[Source data — start]

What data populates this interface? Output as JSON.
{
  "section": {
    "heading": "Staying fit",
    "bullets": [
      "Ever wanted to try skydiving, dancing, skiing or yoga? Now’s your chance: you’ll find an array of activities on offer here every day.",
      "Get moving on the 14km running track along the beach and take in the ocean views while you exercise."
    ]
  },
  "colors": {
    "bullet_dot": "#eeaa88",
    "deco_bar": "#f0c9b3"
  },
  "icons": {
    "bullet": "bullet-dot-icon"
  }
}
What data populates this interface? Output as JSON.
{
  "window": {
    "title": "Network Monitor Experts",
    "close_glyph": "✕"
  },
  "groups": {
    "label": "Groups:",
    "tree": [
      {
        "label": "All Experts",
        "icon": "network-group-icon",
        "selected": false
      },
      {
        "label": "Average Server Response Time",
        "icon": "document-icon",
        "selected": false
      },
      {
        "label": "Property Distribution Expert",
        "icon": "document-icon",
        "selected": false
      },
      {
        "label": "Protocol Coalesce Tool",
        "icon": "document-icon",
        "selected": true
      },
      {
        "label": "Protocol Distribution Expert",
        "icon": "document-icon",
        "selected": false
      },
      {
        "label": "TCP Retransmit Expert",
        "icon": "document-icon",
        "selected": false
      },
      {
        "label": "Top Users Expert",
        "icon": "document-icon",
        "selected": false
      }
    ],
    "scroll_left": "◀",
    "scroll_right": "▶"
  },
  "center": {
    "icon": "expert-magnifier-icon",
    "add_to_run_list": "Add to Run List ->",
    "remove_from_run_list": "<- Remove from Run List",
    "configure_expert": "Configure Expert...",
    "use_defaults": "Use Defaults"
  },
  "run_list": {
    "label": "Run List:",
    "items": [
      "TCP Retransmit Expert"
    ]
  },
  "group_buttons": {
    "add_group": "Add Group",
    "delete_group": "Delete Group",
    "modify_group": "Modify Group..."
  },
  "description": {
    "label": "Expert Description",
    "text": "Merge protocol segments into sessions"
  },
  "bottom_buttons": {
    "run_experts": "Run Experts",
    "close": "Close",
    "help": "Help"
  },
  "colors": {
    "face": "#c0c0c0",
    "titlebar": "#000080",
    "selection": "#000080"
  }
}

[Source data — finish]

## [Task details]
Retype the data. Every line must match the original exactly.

## [Task output]
What data populates this interface? Output as JSON.
{
  "section": {
    "heading": "Staying fit",
    "bullets": [
      "Ever wanted to try skydiving, dancing, skiing or yoga? Now’s your chance: you’ll find an array of activities on offer here every day.",
      "Get moving on the 14km running track along the beach and take in the ocean views while you exercise."
    ]
  },
  "colors": {
    "bullet_dot": "#eeaa88",
    "deco_bar": "#f0c9b3"
  },
  "icons": {
    "bullet": "bullet-dot-icon"
  }
}
What data populates this interface? Output as JSON.
{
  "window": {
    "title": "Network Monitor Experts",
    "close_glyph": "✕"
  },
  "groups": {
    "label": "Groups:",
    "tree": [
      {
        "label": "All Experts",
        "icon": "network-group-icon",
        "selected": false
      },
      {
        "label": "Average Server Response Time",
        "icon": "document-icon",
        "selected": false
      },
      {
        "label": "Property Distribution Expert",
        "icon": "document-icon",
        "selected": false
      },
      {
        "label": "Protocol Coalesce Tool",
        "icon": "document-icon",
        "selected": true
      },
      {
        "label": "Protocol Distribution Expert",
        "icon": "document-icon",
        "selected": false
      },
      {
        "label": "TCP Retransmit Expert",
        "icon": "document-icon",
        "selected": false
      },
      {
        "label": "Top Users Expert",
        "icon": "document-icon",
        "selected": false
      }
    ],
    "scroll_left": "◀",
    "scroll_right": "▶"
  },
  "center": {
    "icon": "expert-magnifier-icon",
    "add_to_run_list": "Add to Run List ->",
    "remove_from_run_list": "<- Remove from Run List",
    "configure_expert": "Configure Expert...",
    "use_defaults": "Use Defaults"
  },
  "run_list": {
    "label": "Run List:",
    "items": [
      "TCP Retransmit Expert"
    ]
  },
  "group_buttons": {
    "add_group": "Add Group",
    "delete_group": "Delete Group",
    "modify_group": "Modify Group..."
  },
  "description": {
    "label": "Expert Description",
    "text": "Merge protocol segments into sessions"
  },
  "bottom_buttons": {
    "run_experts": "Run Experts",
    "close": "Close",
    "help": "Help"
  },
  "colors": {
    "face": "#c0c0c0",
    "titlebar": "#000080",
    "selection": "#000080"
  }
}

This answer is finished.